This went on forever and a stream as long as the Nile ran between my legs but it felt so good that I started whistling Old Man River and didn’t notice the sound of another car pulling up until it was too late.

A car door slammed and someone shouted “What the fuck?” and so I decided that this was probably not good news and I finished up as fast as I could.

As I rushed to the front of the windmill, I saw a big black Jag with the number plate Big 1 - Malcolm - and then I realised that I was so far up shit creek an outboard motor wouldn’t help let alone a paddle.

Then things happened a tad sharpish. I saw the silhouette of a short stocky man in the doorway. He was shouting and screaming but I couldn’t make out what he was saying and before I knew it I saw Kenny run up and hit him with a hammer.

And then I said “Bollocks, bollocks, bollocks...” so many times it was like a mantra.

“I just used the ball end,” said Kenny, pacing up and down the room and tucking into a pack of Pork Scratchings that he’d found. “I didn’t use the claw end. I could have. But I didn’t. I didn’t mean to croak him...”

I zoned out again and tried to think of a damage limitation plan.

And then, when I looked at Kenny with his mouth full of roasted pig scabs and saw all the tools in the garage, I had my best idea of the night.


“They’re all the rage these family fun pubs,” said Kenny as he looked down the Kunta Kinte blonde’s cleavage. “So we just thought we’d do summit for the local kiddies, like.”

And he was correct.

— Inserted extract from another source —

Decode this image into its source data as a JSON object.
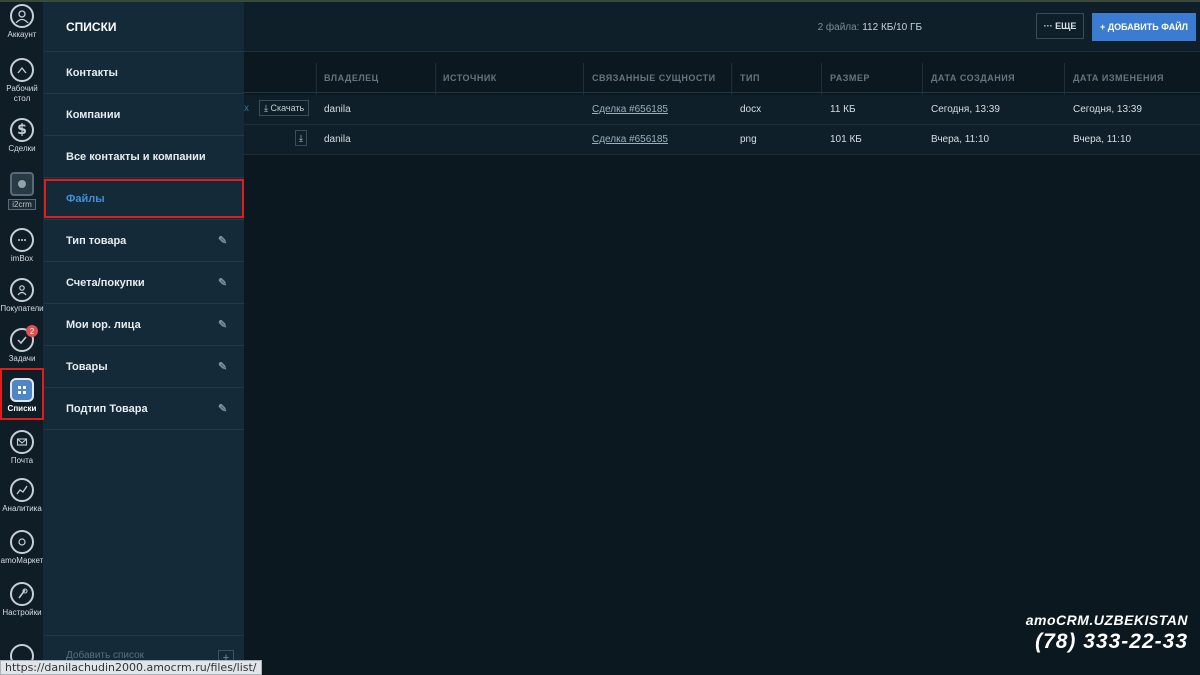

Astros Fun Pub Sunday BBQ had been a roaring success, attracting as many alchopop swigging single parents as you could shake a giro at.

And the kids were loving it.

“Have you got any more free burgers, Uncle Cokey?” said one snotty nosed six year old.

“Oh, aye, Kaylee,” said Kenny. “We’ve got plenty. We bought a Family Pack, eh?” and he winked at me.

I took my pint of Stella and sat down on a rickety wooden bench. As I watched the sun set, I thought that it looked like a great gold doubloon and after a moment, as the barbecue smell drifted towards me, my stomach started to growl.

In for a penny, in for a pound, I thought, as my Aunt Tina used to say.

“Throw us a burger on, Kenny,” I shouted.

Well, waste not want not, as my old gran used to say.

The end.

This yarn appeared in the debut issue of Needle- A Magazine Of Noir and can be found in my collection The Gumshoe, and Other Brit Grit Yarns.

There'll be more carryings on down Brit Grit Alley very soon, sorta kinda thing, like.

Paul D. Brazill is the author of The Last Laugh, Guns Of Brixton, Cold London Blues, and Kill Me Quick! He was born in England and lives in Poland. He is an International Thriller Writers Inc member whose writing has been translated into Italian, German and Slovene. He has had writing published in various magazines and anthologies, including The Mammoth Books of Best British Crime. He has edited a few anthologies, including the best-selling True Brit Grit – with Luca Veste. His blog is here.